= Your instructions =
Go through the entries below. Copy out every line that contains "GraphQL".
++++++++++++++++++++
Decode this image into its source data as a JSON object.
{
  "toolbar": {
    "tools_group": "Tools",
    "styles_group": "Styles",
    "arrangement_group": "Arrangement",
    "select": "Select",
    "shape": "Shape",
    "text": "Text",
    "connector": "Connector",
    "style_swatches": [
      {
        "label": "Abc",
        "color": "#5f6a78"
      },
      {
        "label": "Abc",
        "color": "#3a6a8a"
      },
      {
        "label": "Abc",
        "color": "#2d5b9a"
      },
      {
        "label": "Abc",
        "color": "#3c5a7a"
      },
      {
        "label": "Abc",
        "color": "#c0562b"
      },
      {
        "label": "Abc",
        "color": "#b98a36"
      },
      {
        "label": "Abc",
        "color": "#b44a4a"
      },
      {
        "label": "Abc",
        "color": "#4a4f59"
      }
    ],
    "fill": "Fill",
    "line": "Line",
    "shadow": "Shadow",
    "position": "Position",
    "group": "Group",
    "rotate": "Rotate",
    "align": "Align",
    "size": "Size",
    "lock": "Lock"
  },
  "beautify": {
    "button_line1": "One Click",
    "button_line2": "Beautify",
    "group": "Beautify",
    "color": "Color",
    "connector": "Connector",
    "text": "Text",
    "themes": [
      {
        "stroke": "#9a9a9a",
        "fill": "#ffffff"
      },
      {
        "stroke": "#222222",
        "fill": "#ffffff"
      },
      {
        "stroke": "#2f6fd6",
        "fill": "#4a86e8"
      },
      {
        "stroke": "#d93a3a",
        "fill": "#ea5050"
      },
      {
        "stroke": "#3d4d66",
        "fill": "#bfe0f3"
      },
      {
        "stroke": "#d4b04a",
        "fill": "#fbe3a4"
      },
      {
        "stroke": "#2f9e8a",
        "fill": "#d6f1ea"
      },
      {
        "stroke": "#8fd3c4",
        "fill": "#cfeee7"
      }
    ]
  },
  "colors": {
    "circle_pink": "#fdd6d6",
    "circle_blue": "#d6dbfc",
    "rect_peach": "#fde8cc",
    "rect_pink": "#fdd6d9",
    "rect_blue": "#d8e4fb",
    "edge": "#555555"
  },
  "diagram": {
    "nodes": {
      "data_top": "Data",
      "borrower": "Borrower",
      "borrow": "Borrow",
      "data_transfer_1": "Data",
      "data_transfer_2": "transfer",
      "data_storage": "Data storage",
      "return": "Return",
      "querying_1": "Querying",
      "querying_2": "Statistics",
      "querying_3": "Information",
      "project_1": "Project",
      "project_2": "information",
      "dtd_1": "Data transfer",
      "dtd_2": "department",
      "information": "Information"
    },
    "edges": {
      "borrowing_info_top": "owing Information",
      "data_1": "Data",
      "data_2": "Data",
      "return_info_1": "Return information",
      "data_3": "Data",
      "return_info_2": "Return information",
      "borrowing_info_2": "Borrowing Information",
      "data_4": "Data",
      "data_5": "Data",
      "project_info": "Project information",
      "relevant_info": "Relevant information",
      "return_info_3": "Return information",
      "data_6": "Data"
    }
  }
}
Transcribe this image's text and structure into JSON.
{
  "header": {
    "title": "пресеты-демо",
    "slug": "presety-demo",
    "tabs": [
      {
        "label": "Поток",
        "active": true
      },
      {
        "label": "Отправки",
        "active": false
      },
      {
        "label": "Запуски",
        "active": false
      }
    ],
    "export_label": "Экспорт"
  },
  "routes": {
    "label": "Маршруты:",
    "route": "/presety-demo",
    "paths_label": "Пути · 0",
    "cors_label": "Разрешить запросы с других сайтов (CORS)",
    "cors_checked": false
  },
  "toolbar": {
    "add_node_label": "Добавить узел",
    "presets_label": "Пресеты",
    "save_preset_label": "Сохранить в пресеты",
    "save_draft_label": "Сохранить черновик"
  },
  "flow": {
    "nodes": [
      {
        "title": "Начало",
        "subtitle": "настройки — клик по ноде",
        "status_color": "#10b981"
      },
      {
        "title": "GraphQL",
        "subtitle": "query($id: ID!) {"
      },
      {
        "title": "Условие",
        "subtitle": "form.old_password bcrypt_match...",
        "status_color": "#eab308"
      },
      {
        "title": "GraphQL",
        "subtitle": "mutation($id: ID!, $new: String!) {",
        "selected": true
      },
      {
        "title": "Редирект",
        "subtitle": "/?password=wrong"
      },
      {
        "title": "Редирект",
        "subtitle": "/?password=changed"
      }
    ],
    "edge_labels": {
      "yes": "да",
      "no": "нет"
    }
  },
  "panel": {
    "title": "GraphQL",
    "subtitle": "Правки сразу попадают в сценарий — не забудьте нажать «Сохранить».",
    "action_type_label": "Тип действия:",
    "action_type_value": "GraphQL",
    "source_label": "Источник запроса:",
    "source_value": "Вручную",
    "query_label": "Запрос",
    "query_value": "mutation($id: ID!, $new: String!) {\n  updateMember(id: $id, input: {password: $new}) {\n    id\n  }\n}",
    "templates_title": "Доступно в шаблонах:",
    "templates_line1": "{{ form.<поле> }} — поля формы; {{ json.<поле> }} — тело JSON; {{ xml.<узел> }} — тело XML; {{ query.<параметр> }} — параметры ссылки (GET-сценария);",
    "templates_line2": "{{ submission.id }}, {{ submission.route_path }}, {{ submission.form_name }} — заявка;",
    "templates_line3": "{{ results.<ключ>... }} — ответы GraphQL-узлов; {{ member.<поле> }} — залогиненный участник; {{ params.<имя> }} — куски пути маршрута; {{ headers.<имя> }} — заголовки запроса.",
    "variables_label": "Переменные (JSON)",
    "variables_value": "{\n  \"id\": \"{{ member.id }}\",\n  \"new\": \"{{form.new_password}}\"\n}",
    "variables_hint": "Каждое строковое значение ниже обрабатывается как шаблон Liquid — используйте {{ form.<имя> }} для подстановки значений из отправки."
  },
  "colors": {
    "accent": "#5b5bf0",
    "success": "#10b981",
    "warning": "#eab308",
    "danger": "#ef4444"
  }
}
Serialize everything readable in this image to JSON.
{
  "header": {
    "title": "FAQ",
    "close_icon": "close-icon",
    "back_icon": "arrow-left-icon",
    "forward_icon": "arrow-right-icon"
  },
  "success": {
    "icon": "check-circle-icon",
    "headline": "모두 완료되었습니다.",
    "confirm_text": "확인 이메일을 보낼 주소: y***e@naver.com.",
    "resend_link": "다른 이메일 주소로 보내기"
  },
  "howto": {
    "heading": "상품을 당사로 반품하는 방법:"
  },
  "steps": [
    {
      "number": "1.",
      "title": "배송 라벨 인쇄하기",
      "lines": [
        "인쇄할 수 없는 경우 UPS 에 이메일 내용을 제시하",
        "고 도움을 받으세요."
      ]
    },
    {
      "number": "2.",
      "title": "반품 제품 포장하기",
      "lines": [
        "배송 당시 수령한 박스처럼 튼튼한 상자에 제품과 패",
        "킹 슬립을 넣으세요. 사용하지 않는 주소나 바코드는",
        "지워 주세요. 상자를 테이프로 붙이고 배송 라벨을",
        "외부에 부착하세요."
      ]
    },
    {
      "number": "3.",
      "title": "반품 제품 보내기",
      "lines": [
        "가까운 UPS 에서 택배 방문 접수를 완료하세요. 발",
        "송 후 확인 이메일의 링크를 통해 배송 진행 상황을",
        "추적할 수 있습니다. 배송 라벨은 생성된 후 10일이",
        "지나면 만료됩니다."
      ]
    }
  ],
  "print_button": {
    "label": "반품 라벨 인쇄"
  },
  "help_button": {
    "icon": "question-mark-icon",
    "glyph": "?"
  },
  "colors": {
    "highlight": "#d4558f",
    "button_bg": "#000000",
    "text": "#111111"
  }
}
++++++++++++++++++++
= Answer box =
        "title": "GraphQL",
        "title": "GraphQL",
    "title": "GraphQL",
    "action_type_value": "GraphQL",
    "templates_line3": "{{ results.<ключ>... }} — ответы GraphQL-узлов; {{ member.<поле> }} — залогиненный участник; {{ params.<имя> }} — куски пути маршрута; {{ headers.<имя> }} — заголовки запроса.",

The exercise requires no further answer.